> [BRIEF]:
Please go line by line through the material and copy each one containing the word "data".

> [TASK MATERIAL]:
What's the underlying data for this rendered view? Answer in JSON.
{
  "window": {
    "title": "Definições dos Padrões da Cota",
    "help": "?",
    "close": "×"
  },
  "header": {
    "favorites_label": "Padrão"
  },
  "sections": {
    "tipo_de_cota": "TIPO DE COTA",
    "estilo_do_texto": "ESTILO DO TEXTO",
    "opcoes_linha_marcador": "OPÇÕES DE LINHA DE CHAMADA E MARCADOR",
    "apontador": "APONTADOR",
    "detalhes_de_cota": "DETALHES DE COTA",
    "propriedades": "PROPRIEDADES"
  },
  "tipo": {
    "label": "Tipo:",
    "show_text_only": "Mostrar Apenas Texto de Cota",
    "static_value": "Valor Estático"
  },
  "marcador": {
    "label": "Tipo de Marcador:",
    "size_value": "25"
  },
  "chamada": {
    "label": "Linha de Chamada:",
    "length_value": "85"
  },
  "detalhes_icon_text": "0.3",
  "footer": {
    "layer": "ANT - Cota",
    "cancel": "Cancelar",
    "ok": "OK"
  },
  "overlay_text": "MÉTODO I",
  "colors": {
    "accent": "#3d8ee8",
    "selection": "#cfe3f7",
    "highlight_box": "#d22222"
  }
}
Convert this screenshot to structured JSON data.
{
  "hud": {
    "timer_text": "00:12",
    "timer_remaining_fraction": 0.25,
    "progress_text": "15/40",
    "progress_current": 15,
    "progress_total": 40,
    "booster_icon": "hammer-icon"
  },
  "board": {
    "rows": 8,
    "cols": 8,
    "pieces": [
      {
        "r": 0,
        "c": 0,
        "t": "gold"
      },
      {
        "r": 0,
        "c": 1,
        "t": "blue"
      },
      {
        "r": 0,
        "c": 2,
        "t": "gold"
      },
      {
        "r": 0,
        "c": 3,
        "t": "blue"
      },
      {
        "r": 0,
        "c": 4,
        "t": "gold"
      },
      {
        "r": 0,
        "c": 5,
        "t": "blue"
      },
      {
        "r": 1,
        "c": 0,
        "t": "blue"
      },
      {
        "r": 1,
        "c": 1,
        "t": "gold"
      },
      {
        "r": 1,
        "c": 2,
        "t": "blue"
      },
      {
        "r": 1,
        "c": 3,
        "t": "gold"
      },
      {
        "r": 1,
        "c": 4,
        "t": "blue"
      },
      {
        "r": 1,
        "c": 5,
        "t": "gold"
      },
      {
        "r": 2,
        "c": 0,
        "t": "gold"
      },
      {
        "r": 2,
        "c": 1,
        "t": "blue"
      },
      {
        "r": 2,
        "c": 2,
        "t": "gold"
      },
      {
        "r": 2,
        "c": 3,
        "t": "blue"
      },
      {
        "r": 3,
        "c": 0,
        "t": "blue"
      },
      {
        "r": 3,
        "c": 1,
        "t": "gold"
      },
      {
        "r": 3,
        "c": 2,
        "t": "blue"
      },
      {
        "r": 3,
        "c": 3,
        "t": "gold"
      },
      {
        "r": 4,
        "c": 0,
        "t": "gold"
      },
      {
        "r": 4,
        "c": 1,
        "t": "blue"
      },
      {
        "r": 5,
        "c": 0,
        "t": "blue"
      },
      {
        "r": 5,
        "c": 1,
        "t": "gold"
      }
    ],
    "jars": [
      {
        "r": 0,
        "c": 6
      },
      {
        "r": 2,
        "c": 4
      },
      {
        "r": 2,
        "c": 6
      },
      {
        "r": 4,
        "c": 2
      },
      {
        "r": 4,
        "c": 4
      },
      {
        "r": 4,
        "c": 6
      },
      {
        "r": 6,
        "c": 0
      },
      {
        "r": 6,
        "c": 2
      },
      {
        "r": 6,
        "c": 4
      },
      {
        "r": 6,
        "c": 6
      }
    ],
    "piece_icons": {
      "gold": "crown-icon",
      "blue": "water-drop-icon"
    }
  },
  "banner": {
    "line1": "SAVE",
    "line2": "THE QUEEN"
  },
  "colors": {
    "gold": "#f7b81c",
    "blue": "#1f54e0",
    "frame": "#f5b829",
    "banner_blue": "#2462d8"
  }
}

> [RESULT FOR THIS EXERCISE]:
What's the underlying data for this rendered view? Answer in JSON.
Convert this screenshot to structured JSON data.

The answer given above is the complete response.